# [Your goal]
The answer is all of the data repeated exactly, with each picture omitted.

# [Supplied data]
════════════════

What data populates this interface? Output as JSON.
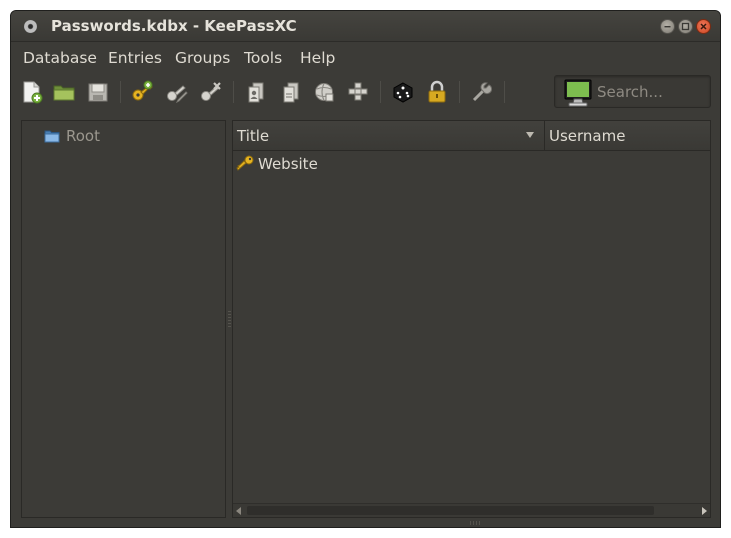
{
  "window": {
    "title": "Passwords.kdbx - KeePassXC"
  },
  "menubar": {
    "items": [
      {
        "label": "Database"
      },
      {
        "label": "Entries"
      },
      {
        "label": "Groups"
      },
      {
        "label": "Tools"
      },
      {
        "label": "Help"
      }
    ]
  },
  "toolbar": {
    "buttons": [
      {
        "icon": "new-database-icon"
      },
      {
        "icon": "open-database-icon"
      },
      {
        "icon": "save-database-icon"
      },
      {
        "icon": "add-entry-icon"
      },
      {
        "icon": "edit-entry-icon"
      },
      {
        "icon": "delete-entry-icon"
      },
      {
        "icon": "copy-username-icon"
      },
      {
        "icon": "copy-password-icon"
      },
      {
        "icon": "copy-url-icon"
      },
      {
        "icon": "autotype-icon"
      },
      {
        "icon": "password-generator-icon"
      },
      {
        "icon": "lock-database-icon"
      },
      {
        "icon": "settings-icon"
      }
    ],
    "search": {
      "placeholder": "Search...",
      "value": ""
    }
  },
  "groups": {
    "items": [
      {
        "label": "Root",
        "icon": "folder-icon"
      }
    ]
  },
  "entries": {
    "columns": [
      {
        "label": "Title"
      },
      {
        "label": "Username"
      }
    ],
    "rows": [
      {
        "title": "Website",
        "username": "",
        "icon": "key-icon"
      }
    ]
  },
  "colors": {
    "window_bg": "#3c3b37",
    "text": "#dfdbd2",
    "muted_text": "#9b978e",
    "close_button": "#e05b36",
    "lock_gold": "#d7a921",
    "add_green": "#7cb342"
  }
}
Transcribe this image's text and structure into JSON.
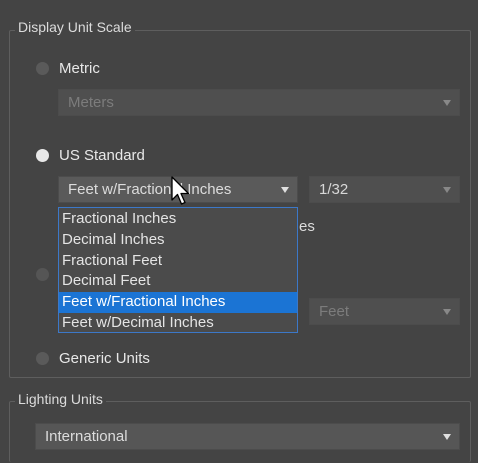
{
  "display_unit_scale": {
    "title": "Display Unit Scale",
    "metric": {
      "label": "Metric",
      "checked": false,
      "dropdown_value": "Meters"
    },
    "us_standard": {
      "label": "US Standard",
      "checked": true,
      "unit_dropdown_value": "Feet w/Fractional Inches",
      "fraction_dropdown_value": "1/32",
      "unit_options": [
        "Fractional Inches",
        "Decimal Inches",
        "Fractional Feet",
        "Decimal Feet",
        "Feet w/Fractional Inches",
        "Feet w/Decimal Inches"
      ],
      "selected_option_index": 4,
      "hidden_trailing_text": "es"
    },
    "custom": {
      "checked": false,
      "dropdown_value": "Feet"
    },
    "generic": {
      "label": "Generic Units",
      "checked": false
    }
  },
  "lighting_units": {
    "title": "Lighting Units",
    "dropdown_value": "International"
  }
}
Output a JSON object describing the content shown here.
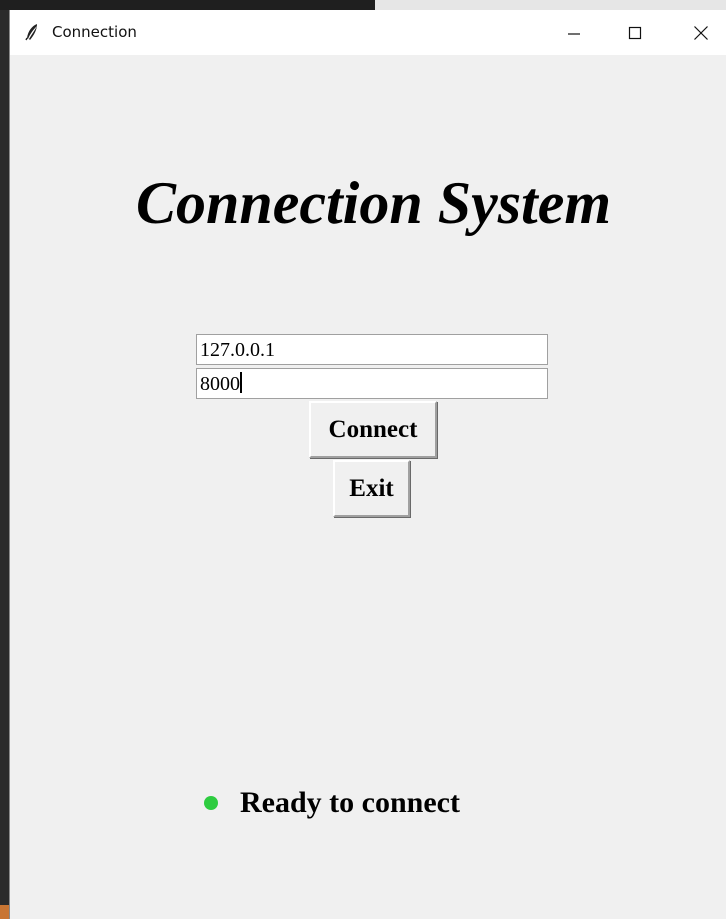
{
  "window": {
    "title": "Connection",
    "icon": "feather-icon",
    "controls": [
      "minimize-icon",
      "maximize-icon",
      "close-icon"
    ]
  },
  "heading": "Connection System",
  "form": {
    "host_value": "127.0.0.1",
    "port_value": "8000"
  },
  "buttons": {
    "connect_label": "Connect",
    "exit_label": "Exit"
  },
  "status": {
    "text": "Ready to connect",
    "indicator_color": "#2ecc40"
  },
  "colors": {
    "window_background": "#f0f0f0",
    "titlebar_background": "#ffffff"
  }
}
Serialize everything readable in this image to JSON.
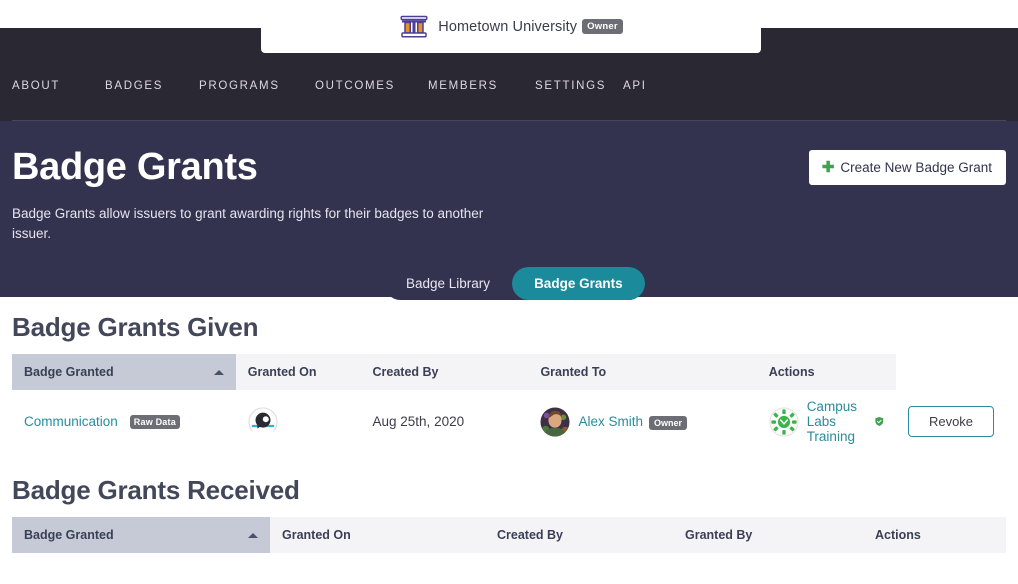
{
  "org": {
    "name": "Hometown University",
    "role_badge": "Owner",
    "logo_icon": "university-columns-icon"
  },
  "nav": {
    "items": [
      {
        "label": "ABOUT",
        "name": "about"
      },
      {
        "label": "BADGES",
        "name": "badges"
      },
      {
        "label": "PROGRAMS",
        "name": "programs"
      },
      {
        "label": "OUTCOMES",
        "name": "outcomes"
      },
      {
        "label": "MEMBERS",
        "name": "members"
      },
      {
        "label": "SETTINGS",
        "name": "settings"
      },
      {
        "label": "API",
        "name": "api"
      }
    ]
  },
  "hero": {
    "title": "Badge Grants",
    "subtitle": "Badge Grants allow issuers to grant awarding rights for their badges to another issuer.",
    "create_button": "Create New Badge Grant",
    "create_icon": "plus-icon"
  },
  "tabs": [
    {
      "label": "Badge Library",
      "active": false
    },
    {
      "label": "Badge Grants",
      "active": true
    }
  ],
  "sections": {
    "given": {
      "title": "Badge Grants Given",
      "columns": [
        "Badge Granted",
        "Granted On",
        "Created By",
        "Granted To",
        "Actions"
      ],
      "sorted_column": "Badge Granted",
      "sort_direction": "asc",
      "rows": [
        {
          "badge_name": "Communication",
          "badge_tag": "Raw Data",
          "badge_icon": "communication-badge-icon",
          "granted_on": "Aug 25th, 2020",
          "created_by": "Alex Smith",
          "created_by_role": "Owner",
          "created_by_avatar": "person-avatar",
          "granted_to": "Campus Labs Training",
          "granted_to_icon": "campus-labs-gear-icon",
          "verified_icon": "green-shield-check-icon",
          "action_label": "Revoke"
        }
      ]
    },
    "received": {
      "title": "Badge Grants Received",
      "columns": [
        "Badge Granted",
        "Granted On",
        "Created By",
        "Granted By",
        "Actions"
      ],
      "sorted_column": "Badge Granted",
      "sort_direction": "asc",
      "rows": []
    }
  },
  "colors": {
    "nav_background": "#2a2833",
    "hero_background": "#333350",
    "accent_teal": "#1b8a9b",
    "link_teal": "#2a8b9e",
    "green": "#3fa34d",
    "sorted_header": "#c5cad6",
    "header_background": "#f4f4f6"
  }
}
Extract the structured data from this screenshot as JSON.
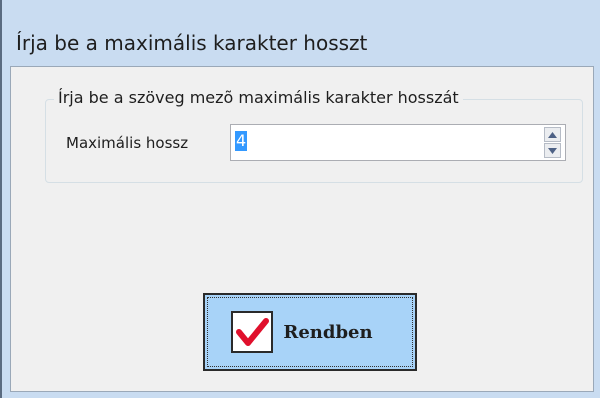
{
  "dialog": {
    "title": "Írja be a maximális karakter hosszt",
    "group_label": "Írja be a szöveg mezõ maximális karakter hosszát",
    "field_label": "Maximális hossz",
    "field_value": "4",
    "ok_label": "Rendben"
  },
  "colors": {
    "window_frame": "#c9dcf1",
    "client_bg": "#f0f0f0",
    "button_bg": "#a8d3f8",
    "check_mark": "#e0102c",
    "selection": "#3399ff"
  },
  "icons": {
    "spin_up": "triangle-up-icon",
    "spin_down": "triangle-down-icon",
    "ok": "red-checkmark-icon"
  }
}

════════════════

# [Problem solution]
What data populates this interface? Output as JSON.
{
  "window": {
    "title": "Passwords.kdbx - KeePassXC"
  },
  "menubar": {
    "items": [
      {
        "label": "Database"
      },
      {
        "label": "Entries"
      },
      {
        "label": "Groups"
      },
      {
        "label": "Tools"
      },
      {
        "label": "Help"
      }
    ]
  },
  "toolbar": {
    "buttons": [
      {
        "icon": "new-database-icon"
      },
      {
        "icon": "open-database-icon"
      },
      {
        "icon": "save-database-icon"
      },
      {
        "icon": "add-entry-icon"
      },
      {
        "icon": "edit-entry-icon"
      },
      {
        "icon": "delete-entry-icon"
      },
      {
        "icon": "copy-username-icon"
      },
      {
        "icon": "copy-password-icon"
      },
      {
        "icon": "copy-url-icon"
      },
      {
        "icon": "autotype-icon"
      },
      {
        "icon": "password-generator-icon"
      },
      {
        "icon": "lock-database-icon"
      },
      {
        "icon": "settings-icon"
      }
    ],
    "search": {
      "placeholder": "Search...",
      "value": ""
    }
  },
  "groups": {
    "items": [
      {
        "label": "Root",
        "icon": "folder-icon"
      }
    ]
  },
  "entries": {
    "columns": [
      {
        "label": "Title"
      },
      {
        "label": "Username"
      }
    ],
    "rows": [
      {
        "title": "Website",
        "username": "",
        "icon": "key-icon"
      }
    ]
  },
  "colors": {
    "window_bg": "#3c3b37",
    "text": "#dfdbd2",
    "muted_text": "#9b978e",
    "close_button": "#e05b36",
    "lock_gold": "#d7a921",
    "add_green": "#7cb342"
  }
}
Transcribe this image's text and structure into JSON.
{
  "display_unit_scale": {
    "title": "Display Unit Scale",
    "metric": {
      "label": "Metric",
      "checked": false,
      "dropdown_value": "Meters"
    },
    "us_standard": {
      "label": "US Standard",
      "checked": true,
      "unit_dropdown_value": "Feet w/Fractional Inches",
      "fraction_dropdown_value": "1/32",
      "unit_options": [
        "Fractional Inches",
        "Decimal Inches",
        "Fractional Feet",
        "Decimal Feet",
        "Feet w/Fractional Inches",
        "Feet w/Decimal Inches"
      ],
      "selected_option_index": 4,
      "hidden_trailing_text": "es"
    },
    "custom": {
      "checked": false,
      "dropdown_value": "Feet"
    },
    "generic": {
      "label": "Generic Units",
      "checked": false
    }
  },
  "lighting_units": {
    "title": "Lighting Units",
    "dropdown_value": "International"
  }
}
Output a JSON object describing the content shown here.
{
  "window": {
    "title": "Connection",
    "icon": "feather-icon",
    "controls": [
      "minimize-icon",
      "maximize-icon",
      "close-icon"
    ]
  },
  "heading": "Connection System",
  "form": {
    "host_value": "127.0.0.1",
    "port_value": "8000"
  },
  "buttons": {
    "connect_label": "Connect",
    "exit_label": "Exit"
  },
  "status": {
    "text": "Ready to connect",
    "indicator_color": "#2ecc40"
  },
  "colors": {
    "window_background": "#f0f0f0",
    "titlebar_background": "#ffffff"
  }
}
Serialize everything readable in this image to JSON.
{
  "org": {
    "name": "Hometown University",
    "role_badge": "Owner",
    "logo_icon": "university-columns-icon"
  },
  "nav": {
    "items": [
      {
        "label": "ABOUT",
        "name": "about"
      },
      {
        "label": "BADGES",
        "name": "badges"
      },
      {
        "label": "PROGRAMS",
        "name": "programs"
      },
      {
        "label": "OUTCOMES",
        "name": "outcomes"
      },
      {
        "label": "MEMBERS",
        "name": "members"
      },
      {
        "label": "SETTINGS",
        "name": "settings"
      },
      {
        "label": "API",
        "name": "api"
      }
    ]
  },
  "hero": {
    "title": "Badge Grants",
    "subtitle": "Badge Grants allow issuers to grant awarding rights for their badges to another issuer.",
    "create_button": "Create New Badge Grant",
    "create_icon": "plus-icon"
  },
  "tabs": [
    {
      "label": "Badge Library",
      "active": false
    },
    {
      "label": "Badge Grants",
      "active": true
    }
  ],
  "sections": {
    "given": {
      "title": "Badge Grants Given",
      "columns": [
        "Badge Granted",
        "Granted On",
        "Created By",
        "Granted To",
        "Actions"
      ],
      "sorted_column": "Badge Granted",
      "sort_direction": "asc",
      "rows": [
        {
          "badge_name": "Communication",
          "badge_tag": "Raw Data",
          "badge_icon": "communication-badge-icon",
          "granted_on": "Aug 25th, 2020",
          "created_by": "Alex Smith",
          "created_by_role": "Owner",
          "created_by_avatar": "person-avatar",
          "granted_to": "Campus Labs Training",
          "granted_to_icon": "campus-labs-gear-icon",
          "verified_icon": "green-shield-check-icon",
          "action_label": "Revoke"
        }
      ]
    },
    "received": {
      "title": "Badge Grants Received",
      "columns": [
        "Badge Granted",
        "Granted On",
        "Created By",
        "Granted By",
        "Actions"
      ],
      "sorted_column": "Badge Granted",
      "sort_direction": "asc",
      "rows": []
    }
  },
  "colors": {
    "nav_background": "#2a2833",
    "hero_background": "#333350",
    "accent_teal": "#1b8a9b",
    "link_teal": "#2a8b9e",
    "green": "#3fa34d",
    "sorted_header": "#c5cad6",
    "header_background": "#f4f4f6"
  }
}
Extract the structured data from this screenshot as JSON.
{
  "dialog": {
    "title": "Írja be a maximális karakter hosszt",
    "group_label": "Írja be a szöveg mezõ maximális karakter hosszát",
    "field_label": "Maximális hossz",
    "field_value": "4",
    "ok_label": "Rendben"
  },
  "colors": {
    "window_frame": "#c9dcf1",
    "client_bg": "#f0f0f0",
    "button_bg": "#a8d3f8",
    "check_mark": "#e0102c",
    "selection": "#3399ff"
  },
  "icons": {
    "spin_up": "triangle-up-icon",
    "spin_down": "triangle-down-icon",
    "ok": "red-checkmark-icon"
  }
}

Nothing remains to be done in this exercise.